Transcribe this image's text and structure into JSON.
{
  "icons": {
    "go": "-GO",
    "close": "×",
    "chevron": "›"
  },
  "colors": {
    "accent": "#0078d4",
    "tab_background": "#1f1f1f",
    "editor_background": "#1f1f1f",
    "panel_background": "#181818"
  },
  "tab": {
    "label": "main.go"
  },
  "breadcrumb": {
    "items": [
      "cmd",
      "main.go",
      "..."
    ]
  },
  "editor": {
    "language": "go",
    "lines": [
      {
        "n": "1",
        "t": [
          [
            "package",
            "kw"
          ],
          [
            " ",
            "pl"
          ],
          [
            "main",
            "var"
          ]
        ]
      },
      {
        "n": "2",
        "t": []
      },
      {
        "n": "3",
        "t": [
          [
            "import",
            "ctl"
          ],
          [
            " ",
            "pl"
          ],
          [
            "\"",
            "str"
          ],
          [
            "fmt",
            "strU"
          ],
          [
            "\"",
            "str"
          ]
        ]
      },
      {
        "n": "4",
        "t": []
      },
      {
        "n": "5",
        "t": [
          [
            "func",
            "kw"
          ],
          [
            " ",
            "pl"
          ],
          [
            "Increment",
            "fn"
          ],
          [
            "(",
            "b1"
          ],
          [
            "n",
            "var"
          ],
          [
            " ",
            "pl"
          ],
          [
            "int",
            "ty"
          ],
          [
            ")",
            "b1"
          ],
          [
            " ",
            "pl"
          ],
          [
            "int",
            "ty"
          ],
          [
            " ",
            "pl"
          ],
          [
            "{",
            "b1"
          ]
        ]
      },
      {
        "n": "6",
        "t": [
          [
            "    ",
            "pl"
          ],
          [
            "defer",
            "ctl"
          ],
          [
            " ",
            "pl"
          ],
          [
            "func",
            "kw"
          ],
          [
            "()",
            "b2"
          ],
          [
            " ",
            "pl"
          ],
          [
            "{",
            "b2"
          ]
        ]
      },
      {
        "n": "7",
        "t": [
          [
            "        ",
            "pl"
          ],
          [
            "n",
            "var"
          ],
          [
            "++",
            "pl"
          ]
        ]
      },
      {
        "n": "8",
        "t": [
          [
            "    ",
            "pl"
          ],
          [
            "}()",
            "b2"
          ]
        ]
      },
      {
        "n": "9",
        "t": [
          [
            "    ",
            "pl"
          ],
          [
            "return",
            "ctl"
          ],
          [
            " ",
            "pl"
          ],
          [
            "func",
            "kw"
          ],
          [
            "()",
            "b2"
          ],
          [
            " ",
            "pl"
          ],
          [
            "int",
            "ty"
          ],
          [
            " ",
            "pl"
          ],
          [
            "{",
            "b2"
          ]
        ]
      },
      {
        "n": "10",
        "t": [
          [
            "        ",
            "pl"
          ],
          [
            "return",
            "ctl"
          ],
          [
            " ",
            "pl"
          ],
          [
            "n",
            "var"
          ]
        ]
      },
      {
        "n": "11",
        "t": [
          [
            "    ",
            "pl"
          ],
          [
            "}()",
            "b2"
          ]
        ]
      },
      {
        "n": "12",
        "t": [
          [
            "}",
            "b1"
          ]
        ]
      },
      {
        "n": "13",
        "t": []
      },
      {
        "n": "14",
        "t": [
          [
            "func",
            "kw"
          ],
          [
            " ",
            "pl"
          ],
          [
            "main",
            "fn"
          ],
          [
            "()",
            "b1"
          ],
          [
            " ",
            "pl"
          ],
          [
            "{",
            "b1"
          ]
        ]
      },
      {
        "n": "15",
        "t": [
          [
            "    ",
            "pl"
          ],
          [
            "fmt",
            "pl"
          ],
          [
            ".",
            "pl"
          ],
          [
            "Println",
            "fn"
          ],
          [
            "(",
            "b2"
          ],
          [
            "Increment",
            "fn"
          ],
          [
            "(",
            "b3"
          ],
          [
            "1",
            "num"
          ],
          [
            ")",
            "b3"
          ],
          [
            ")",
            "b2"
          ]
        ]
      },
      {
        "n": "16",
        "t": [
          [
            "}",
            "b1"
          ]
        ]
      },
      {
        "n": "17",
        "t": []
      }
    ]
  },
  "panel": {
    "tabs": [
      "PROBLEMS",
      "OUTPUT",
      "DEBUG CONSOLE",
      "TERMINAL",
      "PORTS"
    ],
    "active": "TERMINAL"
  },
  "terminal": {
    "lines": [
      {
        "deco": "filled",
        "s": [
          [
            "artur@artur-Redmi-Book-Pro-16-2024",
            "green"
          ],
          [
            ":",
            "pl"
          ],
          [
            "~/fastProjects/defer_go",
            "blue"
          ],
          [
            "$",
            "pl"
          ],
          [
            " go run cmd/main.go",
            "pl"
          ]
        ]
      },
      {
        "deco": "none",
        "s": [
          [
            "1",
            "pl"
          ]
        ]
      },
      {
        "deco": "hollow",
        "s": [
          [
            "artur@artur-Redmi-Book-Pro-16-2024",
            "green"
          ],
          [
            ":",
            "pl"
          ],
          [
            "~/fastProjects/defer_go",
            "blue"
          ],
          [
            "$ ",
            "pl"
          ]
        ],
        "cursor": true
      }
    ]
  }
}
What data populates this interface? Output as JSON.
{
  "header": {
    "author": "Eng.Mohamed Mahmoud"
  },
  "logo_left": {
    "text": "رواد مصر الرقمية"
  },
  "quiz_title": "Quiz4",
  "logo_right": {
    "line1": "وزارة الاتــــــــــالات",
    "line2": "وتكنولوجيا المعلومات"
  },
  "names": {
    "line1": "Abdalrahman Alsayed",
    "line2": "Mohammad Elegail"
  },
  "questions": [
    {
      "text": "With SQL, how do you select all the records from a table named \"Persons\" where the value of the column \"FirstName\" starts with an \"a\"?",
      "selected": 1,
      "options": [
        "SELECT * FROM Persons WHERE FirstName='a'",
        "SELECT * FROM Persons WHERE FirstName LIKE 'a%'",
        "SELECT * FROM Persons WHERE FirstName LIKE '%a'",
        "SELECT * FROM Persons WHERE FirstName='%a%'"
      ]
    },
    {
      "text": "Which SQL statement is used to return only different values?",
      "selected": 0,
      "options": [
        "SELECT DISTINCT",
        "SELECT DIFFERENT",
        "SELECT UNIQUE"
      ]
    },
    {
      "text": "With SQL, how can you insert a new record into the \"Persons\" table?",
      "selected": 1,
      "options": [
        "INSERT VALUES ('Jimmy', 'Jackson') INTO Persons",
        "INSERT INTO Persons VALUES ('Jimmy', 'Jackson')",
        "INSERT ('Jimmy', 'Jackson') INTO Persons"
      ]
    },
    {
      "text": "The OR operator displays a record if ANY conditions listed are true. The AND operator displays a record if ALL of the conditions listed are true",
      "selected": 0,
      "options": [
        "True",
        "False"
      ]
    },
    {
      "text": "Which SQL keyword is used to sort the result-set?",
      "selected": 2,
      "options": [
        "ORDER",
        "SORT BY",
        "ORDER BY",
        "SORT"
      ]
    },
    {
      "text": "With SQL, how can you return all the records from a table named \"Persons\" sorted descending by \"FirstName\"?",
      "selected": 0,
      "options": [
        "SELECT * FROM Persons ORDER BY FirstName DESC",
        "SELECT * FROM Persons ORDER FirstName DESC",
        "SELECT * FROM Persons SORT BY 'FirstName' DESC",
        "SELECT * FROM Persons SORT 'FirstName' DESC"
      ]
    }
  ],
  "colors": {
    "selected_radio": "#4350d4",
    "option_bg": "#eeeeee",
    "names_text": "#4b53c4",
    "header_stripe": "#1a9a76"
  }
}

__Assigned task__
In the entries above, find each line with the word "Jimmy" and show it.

__Task output__
        "INSERT VALUES ('Jimmy', 'Jackson') INTO Persons",
        "INSERT INTO Persons VALUES ('Jimmy', 'Jackson')",
        "INSERT ('Jimmy', 'Jackson') INTO Persons"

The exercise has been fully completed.